• Non-Payment of Hire
  • June 26, 2015 | Author: Jacy A. J. Whittaker
  • Law Firm: Parris Whittaker - Freeport Office
  • In the complex and fast-paced world of the maritime and shipping industry, serious issues can arise regarding the terms of a charter - including non-payment of fees. If you are experiencing difficulties with delayed payments, whether as a vessel owner or a chartering party, you need swift, expert legal advice.

    Non-Payment of Hire

    Recent Commercial Court judgments in the UK regarding the non-payment of hire have demonstrated some of the complexities regarding the issue - and the importance of securing expert legal advice should the need arise.

    Generally speaking, when the charterer of a vessel defaults on the cost of the hire, the ship owner would terminate the contract, and make a claim for damages. While there have historically been inconsistencies between different legal jurisdictions in the way such damages are awarded, the general understanding was that the payment of hire would not be a condition of the contract as such, but that damages would be awarded where the breach of the charterparty was either repudiatory or a renunciation.

    This would mean that the breach went ‘to the root of the charterparty contract’, and deprived ‘the innocent party of substantially the whole benefit of the contract.

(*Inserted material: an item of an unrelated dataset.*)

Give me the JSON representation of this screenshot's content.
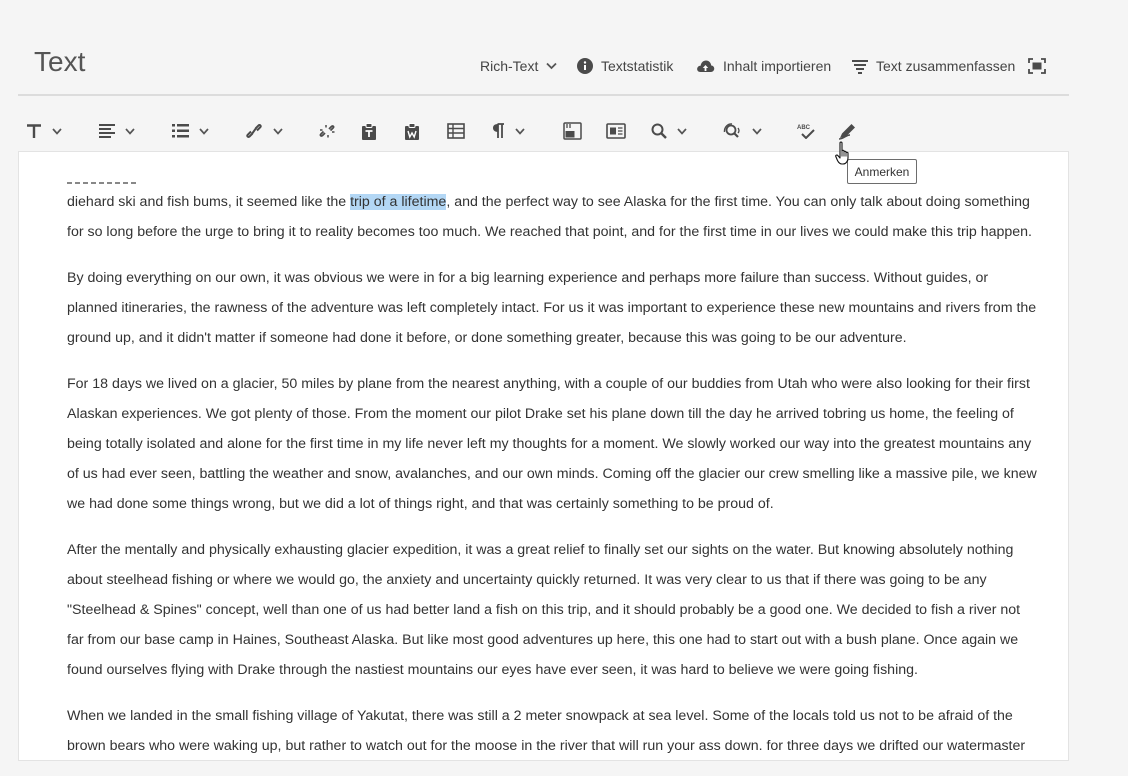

    A ruling in the Astra1 case challenged this assumption. The court held that the payment of hire was a condition of the charterparty which, in turn, meant that any breach of the contract gave the shipowner the immediate right to terminate the charterparty and claim for damages.

    However, a High Court judge has recently challenged this ruling and decided, instead, that the payment of hire is an innominate term - and not a condition of the contract2. As a consequence, the charterparty would be terminated only if there was a serious (repudiatory) breach, or if it could be shown that the charterer had an intention not to honour his contractual obligations.

    The judge also clarified the position with regard to the including in the charterparty of an ‘anti-technicality’ clause. These clauses are designed to protect charterers from facing the consequences of making ‘good faith’ errors in respect of honouring their obligations towards the payment of hire (such as an administrative failure on the part of the banks.) He held that the inclusion of such a clause would not change the position set out in the ruling.

    These conflicting rulings demonstrate that there remains a lack of clarity in the shipping industry regarding the position of both shipowners and charterers. There may yet be further judgments in the Court of Appeal in the UK which could provide some clarification - but in the meantime, it is clear that securing expert legal advice at the earliest possible stage is essential.

    1 Kuwait Rocks Co v AMN Bulkcarriers Inc (The MV “Astra”) [2013] EWHC 865 (Comm)

    2 Spar Shipping AS v Grand China Logistics Holding (Group) Co., Ltd [2015] EWHC 718 (Comm)